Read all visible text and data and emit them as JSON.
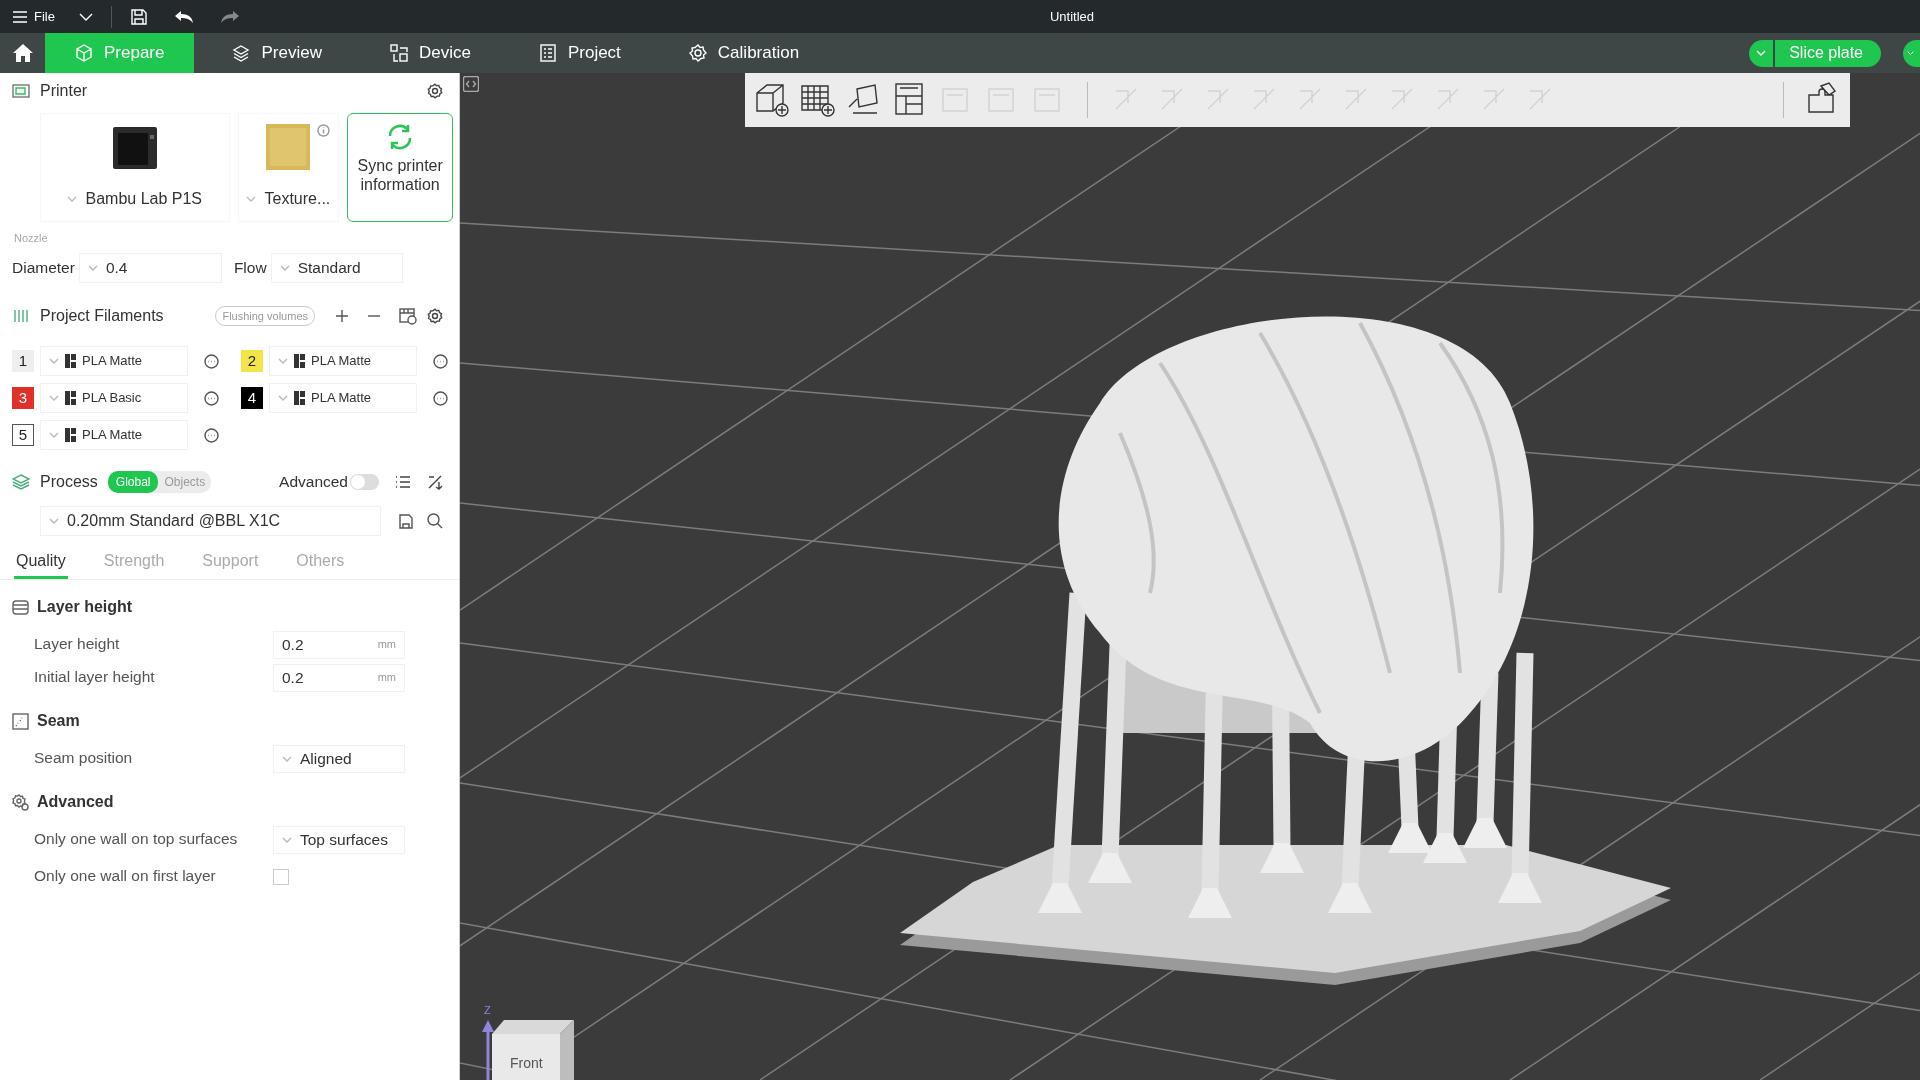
{
  "title_bar": {
    "menu_label": "File",
    "title": "Untitled"
  },
  "tabs": [
    {
      "label": "Prepare",
      "selected": true
    },
    {
      "label": "Preview",
      "selected": false
    },
    {
      "label": "Device",
      "selected": false
    },
    {
      "label": "Project",
      "selected": false
    },
    {
      "label": "Calibration",
      "selected": false
    }
  ],
  "slice_button": "Slice plate",
  "printer": {
    "heading": "Printer",
    "model": "Bambu Lab P1S",
    "plate": "Texture...",
    "sync_button": "Sync printer information",
    "nozzle_label": "Nozzle",
    "diameter_label": "Diameter",
    "diameter": "0.4",
    "flow_label": "Flow",
    "flow": "Standard"
  },
  "filaments": {
    "heading": "Project Filaments",
    "flushing_button": "Flushing volumes",
    "items": [
      {
        "number": "1",
        "name": "PLA Matte",
        "color": "#eeeeee"
      },
      {
        "number": "2",
        "name": "PLA Matte",
        "color": "#f3e44a"
      },
      {
        "number": "3",
        "name": "PLA Basic",
        "color": "#e0302a"
      },
      {
        "number": "4",
        "name": "PLA Matte",
        "color": "#000000"
      },
      {
        "number": "5",
        "name": "PLA Matte",
        "color": "#ffffff"
      }
    ]
  },
  "process": {
    "heading": "Process",
    "scope": [
      {
        "label": "Global",
        "selected": true
      },
      {
        "label": "Objects",
        "selected": false
      }
    ],
    "advanced_label": "Advanced",
    "advanced_on": false,
    "preset": "0.20mm Standard @BBL X1C",
    "tabs": [
      {
        "label": "Quality",
        "selected": true
      },
      {
        "label": "Strength",
        "selected": false
      },
      {
        "label": "Support",
        "selected": false
      },
      {
        "label": "Others",
        "selected": false
      }
    ],
    "groups": [
      {
        "title": "Layer height",
        "settings": [
          {
            "kind": "number",
            "label": "Layer height",
            "value": "0.2",
            "unit": "mm"
          },
          {
            "kind": "number",
            "label": "Initial layer height",
            "value": "0.2",
            "unit": "mm"
          }
        ]
      },
      {
        "title": "Seam",
        "settings": [
          {
            "kind": "select",
            "label": "Seam position",
            "value": "Aligned"
          }
        ]
      },
      {
        "title": "Advanced",
        "settings": [
          {
            "kind": "select",
            "label": "Only one wall on top surfaces",
            "value": "Top surfaces"
          },
          {
            "kind": "checkbox",
            "label": "Only one wall on first layer",
            "checked": false
          }
        ]
      }
    ]
  },
  "viewport": {
    "axis_label": "Z",
    "cube_face": "Front"
  }
}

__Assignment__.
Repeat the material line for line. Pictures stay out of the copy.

__Problem solution__.
Read all visible text and data and emit them as JSON.
{
  "title_bar": {
    "menu_label": "File",
    "title": "Untitled"
  },
  "tabs": [
    {
      "label": "Prepare",
      "selected": true
    },
    {
      "label": "Preview",
      "selected": false
    },
    {
      "label": "Device",
      "selected": false
    },
    {
      "label": "Project",
      "selected": false
    },
    {
      "label": "Calibration",
      "selected": false
    }
  ],
  "slice_button": "Slice plate",
  "printer": {
    "heading": "Printer",
    "model": "Bambu Lab P1S",
    "plate": "Texture...",
    "sync_button": "Sync printer information",
    "nozzle_label": "Nozzle",
    "diameter_label": "Diameter",
    "diameter": "0.4",
    "flow_label": "Flow",
    "flow": "Standard"
  },
  "filaments": {
    "heading": "Project Filaments",
    "flushing_button": "Flushing volumes",
    "items": [
      {
        "number": "1",
        "name": "PLA Matte",
        "color": "#eeeeee"
      },
      {
        "number": "2",
        "name": "PLA Matte",
        "color": "#f3e44a"
      },
      {
        "number": "3",
        "name": "PLA Basic",
        "color": "#e0302a"
      },
      {
        "number": "4",
        "name": "PLA Matte",
        "color": "#000000"
      },
      {
        "number": "5",
        "name": "PLA Matte",
        "color": "#ffffff"
      }
    ]
  },
  "process": {
    "heading": "Process",
    "scope": [
      {
        "label": "Global",
        "selected": true
      },
      {
        "label": "Objects",
        "selected": false
      }
    ],
    "advanced_label": "Advanced",
    "advanced_on": false,
    "preset": "0.20mm Standard @BBL X1C",
    "tabs": [
      {
        "label": "Quality",
        "selected": true
      },
      {
        "label": "Strength",
        "selected": false
      },
      {
        "label": "Support",
        "selected": false
      },
      {
        "label": "Others",
        "selected": false
      }
    ],
    "groups": [
      {
        "title": "Layer height",
        "settings": [
          {
            "kind": "number",
            "label": "Layer height",
            "value": "0.2",
            "unit": "mm"
          },
          {
            "kind": "number",
            "label": "Initial layer height",
            "value": "0.2",
            "unit": "mm"
          }
        ]
      },
      {
        "title": "Seam",
        "settings": [
          {
            "kind": "select",
            "label": "Seam position",
            "value": "Aligned"
          }
        ]
      },
      {
        "title": "Advanced",
        "settings": [
          {
            "kind": "select",
            "label": "Only one wall on top surfaces",
            "value": "Top surfaces"
          },
          {
            "kind": "checkbox",
            "label": "Only one wall on first layer",
            "checked": false
          }
        ]
      }
    ]
  },
  "viewport": {
    "axis_label": "Z",
    "cube_face": "Front"
  }
}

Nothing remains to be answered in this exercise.